PROBLEM TO WORK ON
Where a line holds the word "group", copy that line from the data below.

Element data from apps and pages
--- START ---

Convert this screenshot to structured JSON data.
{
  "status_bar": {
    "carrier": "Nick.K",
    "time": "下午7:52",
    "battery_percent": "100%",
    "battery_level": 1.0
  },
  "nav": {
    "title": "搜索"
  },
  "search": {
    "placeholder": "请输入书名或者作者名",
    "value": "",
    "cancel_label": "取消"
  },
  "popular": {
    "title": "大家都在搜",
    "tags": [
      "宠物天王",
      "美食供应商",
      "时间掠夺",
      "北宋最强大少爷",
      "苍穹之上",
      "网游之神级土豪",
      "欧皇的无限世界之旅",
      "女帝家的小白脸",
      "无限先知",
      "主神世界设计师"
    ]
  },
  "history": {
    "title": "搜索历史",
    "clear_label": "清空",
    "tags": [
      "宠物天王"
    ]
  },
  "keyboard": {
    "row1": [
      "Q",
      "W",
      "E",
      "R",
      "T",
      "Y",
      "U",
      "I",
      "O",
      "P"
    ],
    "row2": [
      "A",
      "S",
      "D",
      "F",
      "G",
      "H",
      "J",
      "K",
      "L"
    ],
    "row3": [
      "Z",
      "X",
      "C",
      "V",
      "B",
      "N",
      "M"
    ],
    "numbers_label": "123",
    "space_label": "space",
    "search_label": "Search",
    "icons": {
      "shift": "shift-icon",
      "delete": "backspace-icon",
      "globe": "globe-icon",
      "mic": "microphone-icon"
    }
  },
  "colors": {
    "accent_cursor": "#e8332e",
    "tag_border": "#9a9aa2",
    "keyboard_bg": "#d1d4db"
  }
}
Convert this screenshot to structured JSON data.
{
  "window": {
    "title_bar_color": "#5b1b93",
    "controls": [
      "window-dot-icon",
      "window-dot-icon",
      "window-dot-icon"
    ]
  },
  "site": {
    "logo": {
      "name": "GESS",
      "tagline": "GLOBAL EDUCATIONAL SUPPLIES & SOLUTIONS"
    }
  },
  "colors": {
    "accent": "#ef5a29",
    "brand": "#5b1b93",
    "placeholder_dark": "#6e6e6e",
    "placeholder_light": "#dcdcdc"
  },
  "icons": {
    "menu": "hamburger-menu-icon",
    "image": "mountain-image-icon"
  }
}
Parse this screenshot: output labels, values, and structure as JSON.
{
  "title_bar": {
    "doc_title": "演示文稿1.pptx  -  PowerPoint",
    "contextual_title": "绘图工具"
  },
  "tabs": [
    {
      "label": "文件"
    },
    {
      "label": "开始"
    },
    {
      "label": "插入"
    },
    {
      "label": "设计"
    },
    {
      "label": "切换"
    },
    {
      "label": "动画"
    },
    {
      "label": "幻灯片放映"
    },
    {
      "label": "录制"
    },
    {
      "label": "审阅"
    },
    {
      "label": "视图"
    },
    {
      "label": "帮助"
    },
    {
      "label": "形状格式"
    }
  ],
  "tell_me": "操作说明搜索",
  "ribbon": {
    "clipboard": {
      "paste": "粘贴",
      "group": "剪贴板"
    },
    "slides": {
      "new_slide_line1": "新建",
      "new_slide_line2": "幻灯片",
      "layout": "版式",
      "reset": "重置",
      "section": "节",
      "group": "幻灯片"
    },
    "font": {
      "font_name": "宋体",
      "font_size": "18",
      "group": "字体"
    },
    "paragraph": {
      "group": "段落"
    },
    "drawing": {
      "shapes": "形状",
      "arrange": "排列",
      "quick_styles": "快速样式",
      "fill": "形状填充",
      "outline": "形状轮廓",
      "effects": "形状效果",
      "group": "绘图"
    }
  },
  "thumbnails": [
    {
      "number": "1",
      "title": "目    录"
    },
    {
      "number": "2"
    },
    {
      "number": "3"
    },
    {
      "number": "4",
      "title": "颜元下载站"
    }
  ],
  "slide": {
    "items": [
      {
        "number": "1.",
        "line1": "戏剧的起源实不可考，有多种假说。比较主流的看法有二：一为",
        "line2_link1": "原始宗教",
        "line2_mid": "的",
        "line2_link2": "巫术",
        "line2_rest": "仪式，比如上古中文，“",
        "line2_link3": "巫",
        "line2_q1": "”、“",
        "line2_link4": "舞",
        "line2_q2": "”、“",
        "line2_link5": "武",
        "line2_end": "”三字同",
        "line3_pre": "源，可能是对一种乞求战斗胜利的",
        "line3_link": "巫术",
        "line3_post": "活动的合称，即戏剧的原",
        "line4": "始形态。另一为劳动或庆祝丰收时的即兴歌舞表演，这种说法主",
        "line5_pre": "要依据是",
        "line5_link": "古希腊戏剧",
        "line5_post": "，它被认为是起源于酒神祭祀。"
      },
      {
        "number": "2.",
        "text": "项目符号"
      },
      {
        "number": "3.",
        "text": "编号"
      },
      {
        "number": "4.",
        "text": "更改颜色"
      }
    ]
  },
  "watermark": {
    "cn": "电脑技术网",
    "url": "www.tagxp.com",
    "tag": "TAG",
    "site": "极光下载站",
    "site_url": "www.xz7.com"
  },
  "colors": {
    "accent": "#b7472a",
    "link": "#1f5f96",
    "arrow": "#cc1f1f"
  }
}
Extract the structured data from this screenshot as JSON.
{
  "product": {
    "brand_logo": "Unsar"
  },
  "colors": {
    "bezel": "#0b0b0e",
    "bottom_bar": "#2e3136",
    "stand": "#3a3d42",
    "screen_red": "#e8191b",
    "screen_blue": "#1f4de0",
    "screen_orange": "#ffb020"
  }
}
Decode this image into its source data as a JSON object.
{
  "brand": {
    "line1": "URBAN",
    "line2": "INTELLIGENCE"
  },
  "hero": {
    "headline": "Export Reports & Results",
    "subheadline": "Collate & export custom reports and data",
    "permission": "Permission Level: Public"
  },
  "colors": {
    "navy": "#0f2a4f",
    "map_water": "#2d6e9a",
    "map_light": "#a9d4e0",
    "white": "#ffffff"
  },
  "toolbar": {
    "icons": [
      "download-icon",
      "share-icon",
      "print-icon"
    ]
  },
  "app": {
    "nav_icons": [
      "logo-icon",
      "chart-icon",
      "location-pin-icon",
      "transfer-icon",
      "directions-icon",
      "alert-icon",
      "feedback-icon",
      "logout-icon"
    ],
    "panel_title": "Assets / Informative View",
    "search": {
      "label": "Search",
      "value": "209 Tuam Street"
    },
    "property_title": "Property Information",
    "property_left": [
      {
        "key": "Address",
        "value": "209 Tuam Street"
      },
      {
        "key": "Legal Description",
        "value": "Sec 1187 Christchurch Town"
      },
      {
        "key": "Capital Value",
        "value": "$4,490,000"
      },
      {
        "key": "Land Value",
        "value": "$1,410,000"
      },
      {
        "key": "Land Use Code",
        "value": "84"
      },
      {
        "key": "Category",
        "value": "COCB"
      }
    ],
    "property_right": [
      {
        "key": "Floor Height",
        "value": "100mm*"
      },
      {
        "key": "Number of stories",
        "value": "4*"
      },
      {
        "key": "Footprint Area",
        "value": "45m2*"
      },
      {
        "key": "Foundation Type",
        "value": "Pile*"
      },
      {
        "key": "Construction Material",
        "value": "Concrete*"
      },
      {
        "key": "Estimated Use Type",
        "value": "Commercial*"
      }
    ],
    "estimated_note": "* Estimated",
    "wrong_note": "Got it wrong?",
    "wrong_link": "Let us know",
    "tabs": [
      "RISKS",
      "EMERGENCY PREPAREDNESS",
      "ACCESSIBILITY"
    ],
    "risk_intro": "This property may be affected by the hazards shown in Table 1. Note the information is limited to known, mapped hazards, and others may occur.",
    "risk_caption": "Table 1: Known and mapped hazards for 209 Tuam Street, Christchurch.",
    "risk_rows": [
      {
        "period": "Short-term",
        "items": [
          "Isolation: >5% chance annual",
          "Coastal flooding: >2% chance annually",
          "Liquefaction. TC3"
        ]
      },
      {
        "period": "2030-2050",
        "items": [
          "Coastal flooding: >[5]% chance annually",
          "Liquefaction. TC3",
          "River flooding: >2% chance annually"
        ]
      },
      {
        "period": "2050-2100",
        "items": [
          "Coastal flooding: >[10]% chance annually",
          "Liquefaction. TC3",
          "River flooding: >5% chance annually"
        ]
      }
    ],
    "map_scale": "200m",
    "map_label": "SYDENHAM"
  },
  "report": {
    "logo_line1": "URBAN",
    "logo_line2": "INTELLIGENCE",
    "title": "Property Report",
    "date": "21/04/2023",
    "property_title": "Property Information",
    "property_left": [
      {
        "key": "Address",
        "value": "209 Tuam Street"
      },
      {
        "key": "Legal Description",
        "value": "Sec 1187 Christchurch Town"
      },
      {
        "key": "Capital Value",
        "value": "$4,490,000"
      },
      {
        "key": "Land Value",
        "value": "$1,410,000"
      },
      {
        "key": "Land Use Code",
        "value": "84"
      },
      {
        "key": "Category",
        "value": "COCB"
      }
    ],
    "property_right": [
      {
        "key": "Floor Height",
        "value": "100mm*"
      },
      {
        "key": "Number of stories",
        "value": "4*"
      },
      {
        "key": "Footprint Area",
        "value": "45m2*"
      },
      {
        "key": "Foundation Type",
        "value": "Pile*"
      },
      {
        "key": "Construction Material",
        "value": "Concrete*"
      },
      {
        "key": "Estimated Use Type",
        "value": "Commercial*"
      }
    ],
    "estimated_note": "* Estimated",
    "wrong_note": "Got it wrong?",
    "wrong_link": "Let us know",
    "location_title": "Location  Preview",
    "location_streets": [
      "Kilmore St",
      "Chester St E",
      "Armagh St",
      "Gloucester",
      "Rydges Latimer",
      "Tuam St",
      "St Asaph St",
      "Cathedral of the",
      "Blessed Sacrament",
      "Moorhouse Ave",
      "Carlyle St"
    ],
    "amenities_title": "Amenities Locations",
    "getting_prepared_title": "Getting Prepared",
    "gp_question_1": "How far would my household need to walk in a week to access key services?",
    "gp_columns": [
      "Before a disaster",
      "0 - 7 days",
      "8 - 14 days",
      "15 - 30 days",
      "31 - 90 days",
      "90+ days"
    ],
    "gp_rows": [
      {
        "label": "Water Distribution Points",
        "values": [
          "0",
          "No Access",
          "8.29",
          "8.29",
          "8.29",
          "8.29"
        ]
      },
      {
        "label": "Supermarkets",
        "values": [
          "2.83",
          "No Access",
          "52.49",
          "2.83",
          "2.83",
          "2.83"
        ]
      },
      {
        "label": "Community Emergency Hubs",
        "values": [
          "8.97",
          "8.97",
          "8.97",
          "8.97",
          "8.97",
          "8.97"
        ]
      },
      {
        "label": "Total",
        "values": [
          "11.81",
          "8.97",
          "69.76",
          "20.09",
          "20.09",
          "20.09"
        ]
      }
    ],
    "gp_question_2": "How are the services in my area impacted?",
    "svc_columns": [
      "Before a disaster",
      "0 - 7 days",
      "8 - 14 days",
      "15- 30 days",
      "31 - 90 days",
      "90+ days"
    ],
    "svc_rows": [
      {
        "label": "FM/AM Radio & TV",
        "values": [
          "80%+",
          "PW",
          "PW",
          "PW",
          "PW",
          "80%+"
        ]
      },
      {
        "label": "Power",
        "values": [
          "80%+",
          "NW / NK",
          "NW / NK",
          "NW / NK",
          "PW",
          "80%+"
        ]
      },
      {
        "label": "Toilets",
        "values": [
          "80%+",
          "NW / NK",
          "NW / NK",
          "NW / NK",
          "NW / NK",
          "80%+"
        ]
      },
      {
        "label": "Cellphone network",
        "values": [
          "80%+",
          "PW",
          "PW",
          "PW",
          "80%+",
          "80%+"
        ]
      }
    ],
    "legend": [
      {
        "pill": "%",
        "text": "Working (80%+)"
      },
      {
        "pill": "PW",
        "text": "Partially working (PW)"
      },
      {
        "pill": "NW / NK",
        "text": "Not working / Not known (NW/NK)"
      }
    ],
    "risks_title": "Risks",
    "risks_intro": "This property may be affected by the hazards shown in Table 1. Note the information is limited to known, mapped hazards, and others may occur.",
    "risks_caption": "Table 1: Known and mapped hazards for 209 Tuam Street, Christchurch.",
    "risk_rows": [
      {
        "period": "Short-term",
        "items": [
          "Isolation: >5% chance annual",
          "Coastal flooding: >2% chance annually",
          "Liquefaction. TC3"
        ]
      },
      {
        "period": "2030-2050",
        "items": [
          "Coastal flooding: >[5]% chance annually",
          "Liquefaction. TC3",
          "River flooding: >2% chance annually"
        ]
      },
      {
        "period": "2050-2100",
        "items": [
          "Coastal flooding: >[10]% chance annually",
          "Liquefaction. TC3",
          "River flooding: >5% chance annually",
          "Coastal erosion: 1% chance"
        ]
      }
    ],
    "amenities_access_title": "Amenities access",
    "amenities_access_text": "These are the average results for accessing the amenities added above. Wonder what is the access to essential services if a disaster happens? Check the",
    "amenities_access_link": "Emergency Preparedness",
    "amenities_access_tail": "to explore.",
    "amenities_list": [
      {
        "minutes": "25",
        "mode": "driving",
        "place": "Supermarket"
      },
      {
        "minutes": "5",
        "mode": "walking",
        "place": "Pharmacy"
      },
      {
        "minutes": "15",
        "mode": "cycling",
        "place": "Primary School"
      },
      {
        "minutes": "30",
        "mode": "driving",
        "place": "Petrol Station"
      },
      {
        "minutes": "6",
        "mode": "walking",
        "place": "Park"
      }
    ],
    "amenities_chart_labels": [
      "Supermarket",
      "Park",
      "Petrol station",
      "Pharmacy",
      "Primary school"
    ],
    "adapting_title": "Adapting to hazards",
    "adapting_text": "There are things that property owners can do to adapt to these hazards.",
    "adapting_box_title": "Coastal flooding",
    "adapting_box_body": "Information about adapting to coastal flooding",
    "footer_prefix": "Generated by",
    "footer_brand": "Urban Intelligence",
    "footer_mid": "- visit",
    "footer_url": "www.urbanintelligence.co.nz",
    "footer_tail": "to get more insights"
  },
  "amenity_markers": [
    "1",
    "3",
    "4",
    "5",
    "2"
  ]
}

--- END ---

TASK RESPONSE
      "group": "剪贴板"
      "group": "幻灯片"
      "group": "字体"
      "group": "段落"
      "group": "绘图"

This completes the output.